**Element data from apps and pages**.
......

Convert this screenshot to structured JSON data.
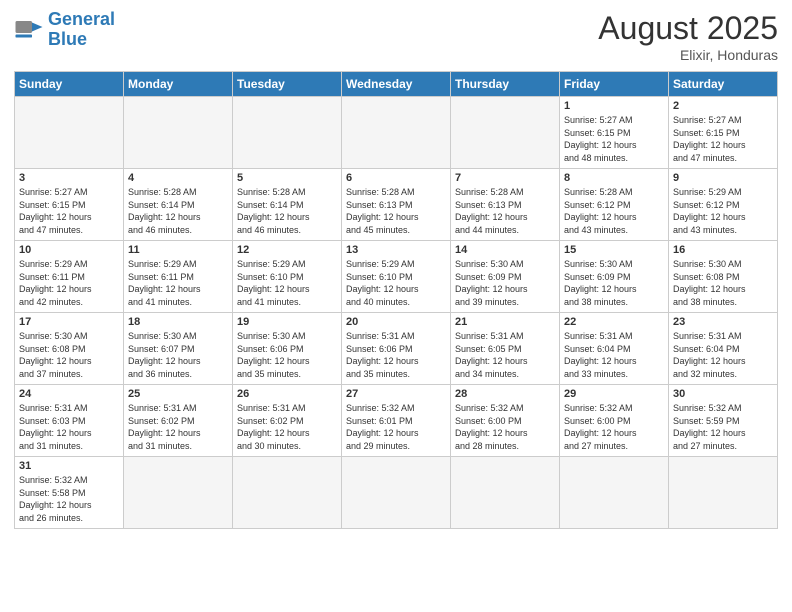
{
  "header": {
    "logo_general": "General",
    "logo_blue": "Blue",
    "month_year": "August 2025",
    "location": "Elixir, Honduras"
  },
  "weekdays": [
    "Sunday",
    "Monday",
    "Tuesday",
    "Wednesday",
    "Thursday",
    "Friday",
    "Saturday"
  ],
  "weeks": [
    [
      {
        "day": "",
        "empty": true
      },
      {
        "day": "",
        "empty": true
      },
      {
        "day": "",
        "empty": true
      },
      {
        "day": "",
        "empty": true
      },
      {
        "day": "",
        "empty": true
      },
      {
        "day": "1",
        "sunrise": "5:27 AM",
        "sunset": "6:15 PM",
        "daylight": "12 hours and 48 minutes."
      },
      {
        "day": "2",
        "sunrise": "5:27 AM",
        "sunset": "6:15 PM",
        "daylight": "12 hours and 47 minutes."
      }
    ],
    [
      {
        "day": "3",
        "sunrise": "5:27 AM",
        "sunset": "6:15 PM",
        "daylight": "12 hours and 47 minutes."
      },
      {
        "day": "4",
        "sunrise": "5:28 AM",
        "sunset": "6:14 PM",
        "daylight": "12 hours and 46 minutes."
      },
      {
        "day": "5",
        "sunrise": "5:28 AM",
        "sunset": "6:14 PM",
        "daylight": "12 hours and 46 minutes."
      },
      {
        "day": "6",
        "sunrise": "5:28 AM",
        "sunset": "6:13 PM",
        "daylight": "12 hours and 45 minutes."
      },
      {
        "day": "7",
        "sunrise": "5:28 AM",
        "sunset": "6:13 PM",
        "daylight": "12 hours and 44 minutes."
      },
      {
        "day": "8",
        "sunrise": "5:28 AM",
        "sunset": "6:12 PM",
        "daylight": "12 hours and 43 minutes."
      },
      {
        "day": "9",
        "sunrise": "5:29 AM",
        "sunset": "6:12 PM",
        "daylight": "12 hours and 43 minutes."
      }
    ],
    [
      {
        "day": "10",
        "sunrise": "5:29 AM",
        "sunset": "6:11 PM",
        "daylight": "12 hours and 42 minutes."
      },
      {
        "day": "11",
        "sunrise": "5:29 AM",
        "sunset": "6:11 PM",
        "daylight": "12 hours and 41 minutes."
      },
      {
        "day": "12",
        "sunrise": "5:29 AM",
        "sunset": "6:10 PM",
        "daylight": "12 hours and 41 minutes."
      },
      {
        "day": "13",
        "sunrise": "5:29 AM",
        "sunset": "6:10 PM",
        "daylight": "12 hours and 40 minutes."
      },
      {
        "day": "14",
        "sunrise": "5:30 AM",
        "sunset": "6:09 PM",
        "daylight": "12 hours and 39 minutes."
      },
      {
        "day": "15",
        "sunrise": "5:30 AM",
        "sunset": "6:09 PM",
        "daylight": "12 hours and 38 minutes."
      },
      {
        "day": "16",
        "sunrise": "5:30 AM",
        "sunset": "6:08 PM",
        "daylight": "12 hours and 38 minutes."
      }
    ],
    [
      {
        "day": "17",
        "sunrise": "5:30 AM",
        "sunset": "6:08 PM",
        "daylight": "12 hours and 37 minutes."
      },
      {
        "day": "18",
        "sunrise": "5:30 AM",
        "sunset": "6:07 PM",
        "daylight": "12 hours and 36 minutes."
      },
      {
        "day": "19",
        "sunrise": "5:30 AM",
        "sunset": "6:06 PM",
        "daylight": "12 hours and 35 minutes."
      },
      {
        "day": "20",
        "sunrise": "5:31 AM",
        "sunset": "6:06 PM",
        "daylight": "12 hours and 35 minutes."
      },
      {
        "day": "21",
        "sunrise": "5:31 AM",
        "sunset": "6:05 PM",
        "daylight": "12 hours and 34 minutes."
      },
      {
        "day": "22",
        "sunrise": "5:31 AM",
        "sunset": "6:04 PM",
        "daylight": "12 hours and 33 minutes."
      },
      {
        "day": "23",
        "sunrise": "5:31 AM",
        "sunset": "6:04 PM",
        "daylight": "12 hours and 32 minutes."
      }
    ],
    [
      {
        "day": "24",
        "sunrise": "5:31 AM",
        "sunset": "6:03 PM",
        "daylight": "12 hours and 31 minutes."
      },
      {
        "day": "25",
        "sunrise": "5:31 AM",
        "sunset": "6:02 PM",
        "daylight": "12 hours and 31 minutes."
      },
      {
        "day": "26",
        "sunrise": "5:31 AM",
        "sunset": "6:02 PM",
        "daylight": "12 hours and 30 minutes."
      },
      {
        "day": "27",
        "sunrise": "5:32 AM",
        "sunset": "6:01 PM",
        "daylight": "12 hours and 29 minutes."
      },
      {
        "day": "28",
        "sunrise": "5:32 AM",
        "sunset": "6:00 PM",
        "daylight": "12 hours and 28 minutes."
      },
      {
        "day": "29",
        "sunrise": "5:32 AM",
        "sunset": "6:00 PM",
        "daylight": "12 hours and 27 minutes."
      },
      {
        "day": "30",
        "sunrise": "5:32 AM",
        "sunset": "5:59 PM",
        "daylight": "12 hours and 27 minutes."
      }
    ],
    [
      {
        "day": "31",
        "sunrise": "5:32 AM",
        "sunset": "5:58 PM",
        "daylight": "12 hours and 26 minutes."
      },
      {
        "day": "",
        "empty": true
      },
      {
        "day": "",
        "empty": true
      },
      {
        "day": "",
        "empty": true
      },
      {
        "day": "",
        "empty": true
      },
      {
        "day": "",
        "empty": true
      },
      {
        "day": "",
        "empty": true
      }
    ]
  ]
}
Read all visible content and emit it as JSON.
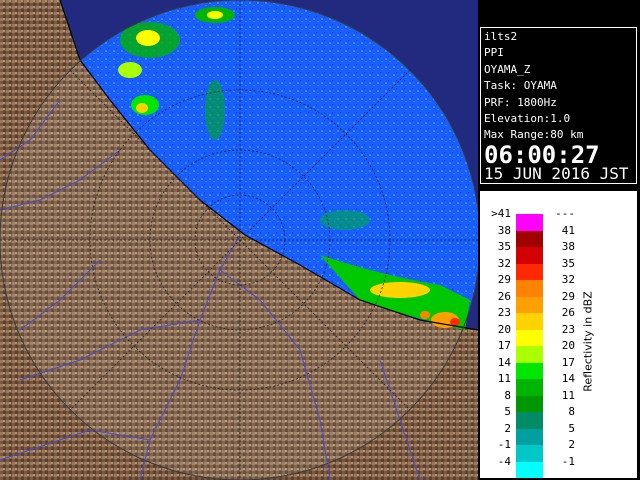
{
  "info": {
    "site": "ilts2",
    "product": "PPI",
    "field": "OYAMA_Z",
    "task": "Task: OYAMA",
    "prf": "PRF: 1800Hz",
    "elevation": "Elevation:1.0",
    "max_range": "Max Range:80 km",
    "time": "06:00:27",
    "date": "15 JUN 2016 JST"
  },
  "legend": {
    "unit_label": "Reflectivity in dBZ",
    "bins": [
      {
        "low": ">41",
        "high": "---",
        "color": "#ff00ff"
      },
      {
        "low": "38",
        "high": "41",
        "color": "#a00000"
      },
      {
        "low": "35",
        "high": "38",
        "color": "#d20000"
      },
      {
        "low": "32",
        "high": "35",
        "color": "#ff2800"
      },
      {
        "low": "29",
        "high": "32",
        "color": "#ff8200"
      },
      {
        "low": "26",
        "high": "29",
        "color": "#ffa000"
      },
      {
        "low": "23",
        "high": "26",
        "color": "#ffd200"
      },
      {
        "low": "20",
        "high": "23",
        "color": "#ffff00"
      },
      {
        "low": "17",
        "high": "20",
        "color": "#aaff00"
      },
      {
        "low": "14",
        "high": "17",
        "color": "#00e600"
      },
      {
        "low": "11",
        "high": "14",
        "color": "#00b400"
      },
      {
        "low": "8",
        "high": "11",
        "color": "#009600"
      },
      {
        "low": "5",
        "high": "8",
        "color": "#008c64"
      },
      {
        "low": "2",
        "high": "5",
        "color": "#00a0a0"
      },
      {
        "low": "-1",
        "high": "2",
        "color": "#00c8c8"
      },
      {
        "low": "-4",
        "high": "-1",
        "color": "#00ffff"
      }
    ]
  },
  "colors": {
    "echo_field": "#1e64ff",
    "terrain": "#7a5a40",
    "sea": "#2a2a7a"
  }
}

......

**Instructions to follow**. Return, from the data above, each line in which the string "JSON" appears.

**Output below**.
Convert this screenshot to structured JSON data.
Read all visible content and emit it as JSON.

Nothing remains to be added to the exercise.